PROBLEM TO SOLVE:
From the records that follow, copy every line in which "người" appears.

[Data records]
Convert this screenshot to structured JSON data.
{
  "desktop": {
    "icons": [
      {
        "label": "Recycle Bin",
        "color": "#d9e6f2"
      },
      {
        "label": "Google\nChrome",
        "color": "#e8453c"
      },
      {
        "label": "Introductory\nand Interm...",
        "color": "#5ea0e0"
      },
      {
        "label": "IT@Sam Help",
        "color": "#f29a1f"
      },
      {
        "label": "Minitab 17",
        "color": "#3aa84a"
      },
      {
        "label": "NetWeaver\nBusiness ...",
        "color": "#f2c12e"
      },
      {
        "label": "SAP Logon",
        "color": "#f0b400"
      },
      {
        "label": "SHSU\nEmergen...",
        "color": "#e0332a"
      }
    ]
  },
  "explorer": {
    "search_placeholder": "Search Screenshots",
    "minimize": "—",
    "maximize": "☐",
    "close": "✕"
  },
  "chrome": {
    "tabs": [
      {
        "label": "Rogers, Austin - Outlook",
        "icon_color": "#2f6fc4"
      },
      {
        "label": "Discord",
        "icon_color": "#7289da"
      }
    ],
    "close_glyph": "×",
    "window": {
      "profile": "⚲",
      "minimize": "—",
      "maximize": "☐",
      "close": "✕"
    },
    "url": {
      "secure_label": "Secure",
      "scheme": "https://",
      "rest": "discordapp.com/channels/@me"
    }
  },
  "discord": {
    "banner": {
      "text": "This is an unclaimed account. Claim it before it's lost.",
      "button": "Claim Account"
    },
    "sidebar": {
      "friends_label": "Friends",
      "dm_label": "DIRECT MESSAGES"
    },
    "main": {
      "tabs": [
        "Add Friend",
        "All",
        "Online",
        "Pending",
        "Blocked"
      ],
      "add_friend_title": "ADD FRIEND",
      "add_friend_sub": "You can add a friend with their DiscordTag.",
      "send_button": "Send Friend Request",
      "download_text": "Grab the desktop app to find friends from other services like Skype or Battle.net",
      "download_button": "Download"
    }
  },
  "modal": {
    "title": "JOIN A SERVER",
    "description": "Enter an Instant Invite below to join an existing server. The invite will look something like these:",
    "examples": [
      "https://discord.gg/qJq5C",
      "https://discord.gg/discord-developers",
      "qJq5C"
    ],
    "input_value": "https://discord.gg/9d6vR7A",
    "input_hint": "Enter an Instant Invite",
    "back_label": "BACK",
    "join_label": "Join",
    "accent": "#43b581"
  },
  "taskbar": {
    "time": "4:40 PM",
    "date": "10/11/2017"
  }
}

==

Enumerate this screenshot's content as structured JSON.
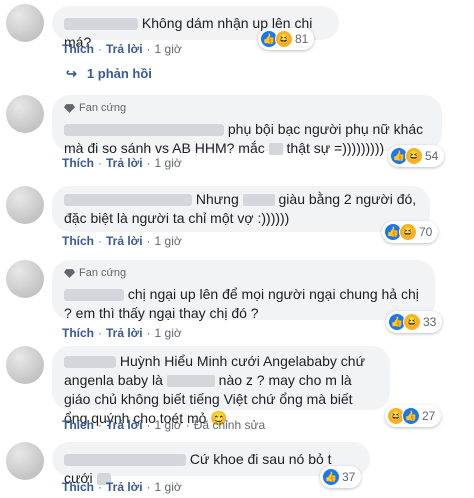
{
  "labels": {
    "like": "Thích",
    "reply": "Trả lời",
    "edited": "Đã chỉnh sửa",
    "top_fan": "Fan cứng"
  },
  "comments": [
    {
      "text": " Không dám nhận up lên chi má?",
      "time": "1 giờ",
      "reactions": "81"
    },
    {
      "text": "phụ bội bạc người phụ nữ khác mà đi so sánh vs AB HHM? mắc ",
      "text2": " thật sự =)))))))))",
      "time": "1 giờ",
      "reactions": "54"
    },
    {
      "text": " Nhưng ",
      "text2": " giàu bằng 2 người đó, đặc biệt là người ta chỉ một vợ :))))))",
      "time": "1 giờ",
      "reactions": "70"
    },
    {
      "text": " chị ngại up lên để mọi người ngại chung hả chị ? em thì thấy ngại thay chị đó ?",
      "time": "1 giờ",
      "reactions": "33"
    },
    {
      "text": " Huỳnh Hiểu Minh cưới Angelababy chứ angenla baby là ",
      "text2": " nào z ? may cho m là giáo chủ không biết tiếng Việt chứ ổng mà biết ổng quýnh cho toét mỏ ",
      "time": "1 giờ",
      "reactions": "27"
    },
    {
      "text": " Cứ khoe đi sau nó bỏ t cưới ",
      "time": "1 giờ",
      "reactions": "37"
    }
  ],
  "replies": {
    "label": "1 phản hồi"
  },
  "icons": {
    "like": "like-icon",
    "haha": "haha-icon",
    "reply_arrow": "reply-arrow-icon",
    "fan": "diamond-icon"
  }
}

RESULT BELOW:
      "text": "phụ bội bạc người phụ nữ khác mà đi so sánh vs AB HHM? mắc ",
      "text2": " giàu bằng 2 người đó, đặc biệt là người ta chỉ một vợ :))))))",
      "text": " chị ngại up lên để mọi người ngại chung hả chị ? em thì thấy ngại thay chị đó ?",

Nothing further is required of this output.